Monday, March 6, 2006
Sixty percent of respondents in an international survey conducted for the BBC World Service felt that the likelihood of terrorist attacks around the world has been increased by the war in Iraq.
The international polling firm GlobeScan conducted the survey, which polled 41,856 residents of 35 countries between October 2005 and February 2006. Participants were asked, "Has the war in Iraq increased, decreased or had no effect on the likelihood of terrorist attacks around the world?"
Fifteen percent felt that the likelihood or terrorism had decreased; 12 percent felt there had been no effect; and 13 percent did not answer.

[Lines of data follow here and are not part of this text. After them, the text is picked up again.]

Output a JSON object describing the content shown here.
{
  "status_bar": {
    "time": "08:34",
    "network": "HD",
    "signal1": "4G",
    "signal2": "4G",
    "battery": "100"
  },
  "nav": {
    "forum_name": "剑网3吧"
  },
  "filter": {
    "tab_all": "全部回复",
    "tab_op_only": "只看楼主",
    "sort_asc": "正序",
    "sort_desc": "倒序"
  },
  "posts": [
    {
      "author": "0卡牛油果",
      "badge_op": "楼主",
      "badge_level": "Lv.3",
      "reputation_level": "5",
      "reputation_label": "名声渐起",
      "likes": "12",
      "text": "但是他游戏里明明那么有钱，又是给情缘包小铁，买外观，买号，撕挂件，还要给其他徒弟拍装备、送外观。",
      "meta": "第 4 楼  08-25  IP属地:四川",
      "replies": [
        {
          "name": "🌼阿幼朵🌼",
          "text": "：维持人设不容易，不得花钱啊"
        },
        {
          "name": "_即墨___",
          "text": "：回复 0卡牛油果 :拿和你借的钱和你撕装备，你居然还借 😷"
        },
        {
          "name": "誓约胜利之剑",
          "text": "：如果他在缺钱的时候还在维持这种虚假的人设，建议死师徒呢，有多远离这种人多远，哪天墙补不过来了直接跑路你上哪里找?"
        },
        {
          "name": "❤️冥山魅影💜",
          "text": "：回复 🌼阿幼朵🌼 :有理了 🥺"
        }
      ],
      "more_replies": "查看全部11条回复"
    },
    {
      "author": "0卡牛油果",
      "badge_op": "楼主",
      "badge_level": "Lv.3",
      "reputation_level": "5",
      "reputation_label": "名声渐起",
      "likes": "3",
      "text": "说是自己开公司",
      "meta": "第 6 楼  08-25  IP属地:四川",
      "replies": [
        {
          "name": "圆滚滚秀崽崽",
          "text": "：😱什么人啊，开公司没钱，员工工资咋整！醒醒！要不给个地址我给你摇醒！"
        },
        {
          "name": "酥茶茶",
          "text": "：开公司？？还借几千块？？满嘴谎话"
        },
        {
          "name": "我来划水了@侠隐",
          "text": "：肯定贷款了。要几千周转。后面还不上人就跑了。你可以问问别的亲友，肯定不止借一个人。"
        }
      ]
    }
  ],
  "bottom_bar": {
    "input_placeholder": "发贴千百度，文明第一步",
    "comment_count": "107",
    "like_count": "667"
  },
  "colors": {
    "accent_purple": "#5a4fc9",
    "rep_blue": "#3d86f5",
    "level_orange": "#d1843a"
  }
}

Out of the 35 countries polled, only Mexico and Nigeria thought the invasion lessened the likelihood of terrorist attacks. By contrast, 85 percent of Chinese respondents said they felt the invasion increased the likelihood of terrorist attacks.
Other questions asked in the poll found that 45 percent of respondents felt removing Saddam Hussein from power was a mistake, compared to 36 percent who felt the removal was the right decision. The poll also found that results were split on whether the foreign troops should remain in Iraq until the country is stable: 35 percent said they believed the troops should stay, 32 percent felt the troops should pull out within a few months, and 13 percent thought that a pull-out should occur within a few months unless the government of Iraq requested them to stay.
"It's official. Citizens worldwide think Western leaders have made a fundamental mistake in their war on terror by invading Iraq," Doug Miller, president of GlobeScan, said. "Short of the Iraqi government asking them to stay longer, people think the troops should leave," he said.
In the United States, the GlobeScan poll found that 55 percent thought chances of terror attacks were increased. In an unrelated poll conducted in the U.S. by CBS News, only 36 percent of U.S. respondents thought "the war is going well," and that 30 percent felt "Bush was doing a good job of handling the conflict." This U.S. poll also found that only 18 percent held a favorable view of Vice-President Dick Cheney.
In a televised interview with Elizabeth Vargas of ABC's World News Tonight which aired last Tuesday, President Bush said, "If I worried about polls, I wouldn't be doing my job," on the topic of his low U.S. approval ratings. "I think the American people — I know the American people want somebody to stand on principle, make decisions and stand by them and lead this world toward a more peaceful tomorrow, and I strongly believe we're doing that," he said.
"I've got ample [political] capital and I'm using it to spread freedom and to protect the American people, plus we've got a strong agenda to keep this economy growing." President Bush also said that Iraqis must choose between "chaos or unity."
== Sources ==
"Iraq makes terror 'more likely'" — BBC, Tuesday, 28 February 2006, 02:06 GMT
"World Public Says Iraq War Has Increased Global Terrorist Threat" — GlobeScan, February 28, 2006
Poll results, Detail PDF
Analysis: Jonathan Marcus - BBC diplomatic correspondent. "US faces sceptical world over Iraq" — BBC, Tuesday, 28 February 2006, 02:05 GMT
Estanislao Oziewicz. "Poll finds support soft for Iraq war" — Globe and Mail, March 1, 2006
"Despite polls, Bush says he has 'capital'" — CNN, March 1, 2006